_WHAT IS BEING ASKED_
Down to the last line, reproduce the data below exactly.

_TASK DATA_
'''

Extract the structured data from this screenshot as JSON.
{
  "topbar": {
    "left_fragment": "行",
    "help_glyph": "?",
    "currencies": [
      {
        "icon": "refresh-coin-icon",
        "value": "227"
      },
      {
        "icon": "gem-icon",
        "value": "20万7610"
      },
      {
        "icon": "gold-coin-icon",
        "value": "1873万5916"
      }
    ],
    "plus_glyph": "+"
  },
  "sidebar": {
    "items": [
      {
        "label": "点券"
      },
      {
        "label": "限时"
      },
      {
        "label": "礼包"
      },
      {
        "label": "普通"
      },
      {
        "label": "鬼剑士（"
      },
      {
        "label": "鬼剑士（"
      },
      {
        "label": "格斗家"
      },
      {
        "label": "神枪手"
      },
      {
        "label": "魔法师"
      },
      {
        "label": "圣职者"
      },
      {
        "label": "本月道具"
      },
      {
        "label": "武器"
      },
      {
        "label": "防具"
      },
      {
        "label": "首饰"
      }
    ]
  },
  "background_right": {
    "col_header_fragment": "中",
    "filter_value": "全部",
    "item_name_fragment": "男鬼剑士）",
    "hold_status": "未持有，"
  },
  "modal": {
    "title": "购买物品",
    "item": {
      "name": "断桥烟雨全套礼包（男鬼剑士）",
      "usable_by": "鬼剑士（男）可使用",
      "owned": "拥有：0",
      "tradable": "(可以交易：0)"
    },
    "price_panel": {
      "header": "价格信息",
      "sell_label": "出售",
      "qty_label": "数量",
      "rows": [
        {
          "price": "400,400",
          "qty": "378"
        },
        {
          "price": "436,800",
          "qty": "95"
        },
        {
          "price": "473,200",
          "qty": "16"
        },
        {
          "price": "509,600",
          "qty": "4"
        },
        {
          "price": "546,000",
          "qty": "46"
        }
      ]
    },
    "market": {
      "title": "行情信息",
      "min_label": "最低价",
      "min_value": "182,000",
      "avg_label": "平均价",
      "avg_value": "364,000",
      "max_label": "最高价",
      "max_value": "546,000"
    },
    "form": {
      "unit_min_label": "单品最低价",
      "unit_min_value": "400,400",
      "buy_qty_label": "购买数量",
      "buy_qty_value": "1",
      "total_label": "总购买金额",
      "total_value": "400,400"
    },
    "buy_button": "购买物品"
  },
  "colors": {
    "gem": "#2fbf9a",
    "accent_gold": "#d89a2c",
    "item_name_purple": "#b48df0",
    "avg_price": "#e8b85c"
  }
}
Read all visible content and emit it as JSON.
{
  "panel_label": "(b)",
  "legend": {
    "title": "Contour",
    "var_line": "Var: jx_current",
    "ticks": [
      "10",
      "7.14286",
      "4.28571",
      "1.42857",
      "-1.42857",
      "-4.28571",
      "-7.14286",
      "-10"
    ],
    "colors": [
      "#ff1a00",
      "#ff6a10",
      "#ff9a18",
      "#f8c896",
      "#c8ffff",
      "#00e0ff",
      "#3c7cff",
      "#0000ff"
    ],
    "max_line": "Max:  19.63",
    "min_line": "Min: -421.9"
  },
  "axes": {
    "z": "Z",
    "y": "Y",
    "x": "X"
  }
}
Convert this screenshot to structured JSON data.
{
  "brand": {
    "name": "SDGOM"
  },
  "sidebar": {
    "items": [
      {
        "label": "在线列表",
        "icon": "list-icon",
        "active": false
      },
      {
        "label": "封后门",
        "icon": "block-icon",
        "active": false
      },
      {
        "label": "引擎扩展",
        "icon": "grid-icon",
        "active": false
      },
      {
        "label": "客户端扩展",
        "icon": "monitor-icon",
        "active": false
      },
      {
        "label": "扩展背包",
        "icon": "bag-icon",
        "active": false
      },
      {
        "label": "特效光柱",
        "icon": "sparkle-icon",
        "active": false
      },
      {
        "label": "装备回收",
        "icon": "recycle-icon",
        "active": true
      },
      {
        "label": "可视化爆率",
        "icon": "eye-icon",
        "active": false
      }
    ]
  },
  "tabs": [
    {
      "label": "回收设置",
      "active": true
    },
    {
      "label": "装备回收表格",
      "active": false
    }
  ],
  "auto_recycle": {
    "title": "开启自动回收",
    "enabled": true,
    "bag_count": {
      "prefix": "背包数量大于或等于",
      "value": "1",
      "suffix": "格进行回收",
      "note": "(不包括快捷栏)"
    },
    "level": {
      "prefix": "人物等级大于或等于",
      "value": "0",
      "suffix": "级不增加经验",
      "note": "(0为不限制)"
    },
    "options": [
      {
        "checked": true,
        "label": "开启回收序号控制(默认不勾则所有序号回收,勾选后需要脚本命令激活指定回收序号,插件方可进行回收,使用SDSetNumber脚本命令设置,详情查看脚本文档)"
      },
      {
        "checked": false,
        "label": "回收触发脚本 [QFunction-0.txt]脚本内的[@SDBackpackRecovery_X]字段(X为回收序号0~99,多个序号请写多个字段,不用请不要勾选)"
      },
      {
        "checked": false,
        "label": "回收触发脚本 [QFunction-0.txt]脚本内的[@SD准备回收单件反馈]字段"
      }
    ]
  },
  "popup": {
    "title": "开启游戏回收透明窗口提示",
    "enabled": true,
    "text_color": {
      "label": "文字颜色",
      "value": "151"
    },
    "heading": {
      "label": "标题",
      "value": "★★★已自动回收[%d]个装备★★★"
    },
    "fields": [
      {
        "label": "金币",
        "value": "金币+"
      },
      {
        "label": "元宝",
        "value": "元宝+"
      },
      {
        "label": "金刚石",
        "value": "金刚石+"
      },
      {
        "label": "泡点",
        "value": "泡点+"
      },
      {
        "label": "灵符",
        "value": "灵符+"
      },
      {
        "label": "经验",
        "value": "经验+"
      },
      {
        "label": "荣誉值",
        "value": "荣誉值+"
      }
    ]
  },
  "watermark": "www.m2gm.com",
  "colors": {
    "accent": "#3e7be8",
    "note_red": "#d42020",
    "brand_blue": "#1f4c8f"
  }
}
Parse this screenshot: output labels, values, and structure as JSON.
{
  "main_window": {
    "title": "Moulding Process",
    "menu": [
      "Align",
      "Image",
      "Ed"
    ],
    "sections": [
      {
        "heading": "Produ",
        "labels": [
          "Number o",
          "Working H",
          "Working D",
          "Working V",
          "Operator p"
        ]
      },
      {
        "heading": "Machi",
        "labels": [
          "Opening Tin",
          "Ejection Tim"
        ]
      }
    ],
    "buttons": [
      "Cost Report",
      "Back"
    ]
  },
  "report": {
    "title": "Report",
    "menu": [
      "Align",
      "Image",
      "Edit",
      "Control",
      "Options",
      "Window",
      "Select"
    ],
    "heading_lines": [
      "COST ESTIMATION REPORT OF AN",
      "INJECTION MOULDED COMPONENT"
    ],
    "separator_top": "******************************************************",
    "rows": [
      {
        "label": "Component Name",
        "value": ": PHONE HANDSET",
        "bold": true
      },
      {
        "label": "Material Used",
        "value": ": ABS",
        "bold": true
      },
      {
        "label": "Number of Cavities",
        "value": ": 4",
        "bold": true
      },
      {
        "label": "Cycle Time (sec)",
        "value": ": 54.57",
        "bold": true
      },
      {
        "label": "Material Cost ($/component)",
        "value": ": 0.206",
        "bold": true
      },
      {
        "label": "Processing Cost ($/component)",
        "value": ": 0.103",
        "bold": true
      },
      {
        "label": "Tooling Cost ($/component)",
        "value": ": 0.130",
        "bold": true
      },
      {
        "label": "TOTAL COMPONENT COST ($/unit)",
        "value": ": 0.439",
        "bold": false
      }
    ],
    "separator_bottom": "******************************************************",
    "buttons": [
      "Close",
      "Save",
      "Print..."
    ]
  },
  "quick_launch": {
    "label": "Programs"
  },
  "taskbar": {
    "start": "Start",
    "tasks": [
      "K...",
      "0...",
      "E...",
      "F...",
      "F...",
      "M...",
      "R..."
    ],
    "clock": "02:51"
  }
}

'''

_PROBLEM SOLUTION_
Extract the structured data from this screenshot as JSON.
{
  "topbar": {
    "left_fragment": "行",
    "help_glyph": "?",
    "currencies": [
      {
        "icon": "refresh-coin-icon",
        "value": "227"
      },
      {
        "icon": "gem-icon",
        "value": "20万7610"
      },
      {
        "icon": "gold-coin-icon",
        "value": "1873万5916"
      }
    ],
    "plus_glyph": "+"
  },
  "sidebar": {
    "items": [
      {
        "label": "点券"
      },
      {
        "label": "限时"
      },
      {
        "label": "礼包"
      },
      {
        "label": "普通"
      },
      {
        "label": "鬼剑士（"
      },
      {
        "label": "鬼剑士（"
      },
      {
        "label": "格斗家"
      },
      {
        "label": "神枪手"
      },
      {
        "label": "魔法师"
      },
      {
        "label": "圣职者"
      },
      {
        "label": "本月道具"
      },
      {
        "label": "武器"
      },
      {
        "label": "防具"
      },
      {
        "label": "首饰"
      }
    ]
  },
  "background_right": {
    "col_header_fragment": "中",
    "filter_value": "全部",
    "item_name_fragment": "男鬼剑士）",
    "hold_status": "未持有，"
  },
  "modal": {
    "title": "购买物品",
    "item": {
      "name": "断桥烟雨全套礼包（男鬼剑士）",
      "usable_by": "鬼剑士（男）可使用",
      "owned": "拥有：0",
      "tradable": "(可以交易：0)"
    },
    "price_panel": {
      "header": "价格信息",
      "sell_label": "出售",
      "qty_label": "数量",
      "rows": [
        {
          "price": "400,400",
          "qty": "378"
        },
        {
          "price": "436,800",
          "qty": "95"
        },
        {
          "price": "473,200",
          "qty": "16"
        },
        {
          "price": "509,600",
          "qty": "4"
        },
        {
          "price": "546,000",
          "qty": "46"
        }
      ]
    },
    "market": {
      "title": "行情信息",
      "min_label": "最低价",
      "min_value": "182,000",
      "avg_label": "平均价",
      "avg_value": "364,000",
      "max_label": "最高价",
      "max_value": "546,000"
    },
    "form": {
      "unit_min_label": "单品最低价",
      "unit_min_value": "400,400",
      "buy_qty_label": "购买数量",
      "buy_qty_value": "1",
      "total_label": "总购买金额",
      "total_value": "400,400"
    },
    "buy_button": "购买物品"
  },
  "colors": {
    "gem": "#2fbf9a",
    "accent_gold": "#d89a2c",
    "item_name_purple": "#b48df0",
    "avg_price": "#e8b85c"
  }
}
Read all visible content and emit it as JSON.
{
  "panel_label": "(b)",
  "legend": {
    "title": "Contour",
    "var_line": "Var: jx_current",
    "ticks": [
      "10",
      "7.14286",
      "4.28571",
      "1.42857",
      "-1.42857",
      "-4.28571",
      "-7.14286",
      "-10"
    ],
    "colors": [
      "#ff1a00",
      "#ff6a10",
      "#ff9a18",
      "#f8c896",
      "#c8ffff",
      "#00e0ff",
      "#3c7cff",
      "#0000ff"
    ],
    "max_line": "Max:  19.63",
    "min_line": "Min: -421.9"
  },
  "axes": {
    "z": "Z",
    "y": "Y",
    "x": "X"
  }
}
Convert this screenshot to structured JSON data.
{
  "brand": {
    "name": "SDGOM"
  },
  "sidebar": {
    "items": [
      {
        "label": "在线列表",
        "icon": "list-icon",
        "active": false
      },
      {
        "label": "封后门",
        "icon": "block-icon",
        "active": false
      },
      {
        "label": "引擎扩展",
        "icon": "grid-icon",
        "active": false
      },
      {
        "label": "客户端扩展",
        "icon": "monitor-icon",
        "active": false
      },
      {
        "label": "扩展背包",
        "icon": "bag-icon",
        "active": false
      },
      {
        "label": "特效光柱",
        "icon": "sparkle-icon",
        "active": false
      },
      {
        "label": "装备回收",
        "icon": "recycle-icon",
        "active": true
      },
      {
        "label": "可视化爆率",
        "icon": "eye-icon",
        "active": false
      }
    ]
  },
  "tabs": [
    {
      "label": "回收设置",
      "active": true
    },
    {
      "label": "装备回收表格",
      "active": false
    }
  ],
  "auto_recycle": {
    "title": "开启自动回收",
    "enabled": true,
    "bag_count": {
      "prefix": "背包数量大于或等于",
      "value": "1",
      "suffix": "格进行回收",
      "note": "(不包括快捷栏)"
    },
    "level": {
      "prefix": "人物等级大于或等于",
      "value": "0",
      "suffix": "级不增加经验",
      "note": "(0为不限制)"
    },
    "options": [
      {
        "checked": true,
        "label": "开启回收序号控制(默认不勾则所有序号回收,勾选后需要脚本命令激活指定回收序号,插件方可进行回收,使用SDSetNumber脚本命令设置,详情查看脚本文档)"
      },
      {
        "checked": false,
        "label": "回收触发脚本 [QFunction-0.txt]脚本内的[@SDBackpackRecovery_X]字段(X为回收序号0~99,多个序号请写多个字段,不用请不要勾选)"
      },
      {
        "checked": false,
        "label": "回收触发脚本 [QFunction-0.txt]脚本内的[@SD准备回收单件反馈]字段"
      }
    ]
  },
  "popup": {
    "title": "开启游戏回收透明窗口提示",
    "enabled": true,
    "text_color": {
      "label": "文字颜色",
      "value": "151"
    },
    "heading": {
      "label": "标题",
      "value": "★★★已自动回收[%d]个装备★★★"
    },
    "fields": [
      {
        "label": "金币",
        "value": "金币+"
      },
      {
        "label": "元宝",
        "value": "元宝+"
      },
      {
        "label": "金刚石",
        "value": "金刚石+"
      },
      {
        "label": "泡点",
        "value": "泡点+"
      },
      {
        "label": "灵符",
        "value": "灵符+"
      },
      {
        "label": "经验",
        "value": "经验+"
      },
      {
        "label": "荣誉值",
        "value": "荣誉值+"
      }
    ]
  },
  "watermark": "www.m2gm.com",
  "colors": {
    "accent": "#3e7be8",
    "note_red": "#d42020",
    "brand_blue": "#1f4c8f"
  }
}
Parse this screenshot: output labels, values, and structure as JSON.
{
  "main_window": {
    "title": "Moulding Process",
    "menu": [
      "Align",
      "Image",
      "Ed"
    ],
    "sections": [
      {
        "heading": "Produ",
        "labels": [
          "Number o",
          "Working H",
          "Working D",
          "Working V",
          "Operator p"
        ]
      },
      {
        "heading": "Machi",
        "labels": [
          "Opening Tin",
          "Ejection Tim"
        ]
      }
    ],
    "buttons": [
      "Cost Report",
      "Back"
    ]
  },
  "report": {
    "title": "Report",
    "menu": [
      "Align",
      "Image",
      "Edit",
      "Control",
      "Options",
      "Window",
      "Select"
    ],
    "heading_lines": [
      "COST ESTIMATION REPORT OF AN",
      "INJECTION MOULDED COMPONENT"
    ],
    "separator_top": "******************************************************",
    "rows": [
      {
        "label": "Component Name",
        "value": ": PHONE HANDSET",
        "bold": true
      },
      {
        "label": "Material Used",
        "value": ": ABS",
        "bold": true
      },
      {
        "label": "Number of Cavities",
        "value": ": 4",
        "bold": true
      },
      {
        "label": "Cycle Time (sec)",
        "value": ": 54.57",
        "bold": true
      },
      {
        "label": "Material Cost ($/component)",
        "value": ": 0.206",
        "bold": true
      },
      {
        "label": "Processing Cost ($/component)",
        "value": ": 0.103",
        "bold": true
      },
      {
        "label": "Tooling Cost ($/component)",
        "value": ": 0.130",
        "bold": true
      },
      {
        "label": "TOTAL COMPONENT COST ($/unit)",
        "value": ": 0.439",
        "bold": false
      }
    ],
    "separator_bottom": "******************************************************",
    "buttons": [
      "Close",
      "Save",
      "Print..."
    ]
  },
  "quick_launch": {
    "label": "Programs"
  },
  "taskbar": {
    "start": "Start",
    "tasks": [
      "K...",
      "0...",
      "E...",
      "F...",
      "F...",
      "M...",
      "R..."
    ],
    "clock": "02:51"
  }
}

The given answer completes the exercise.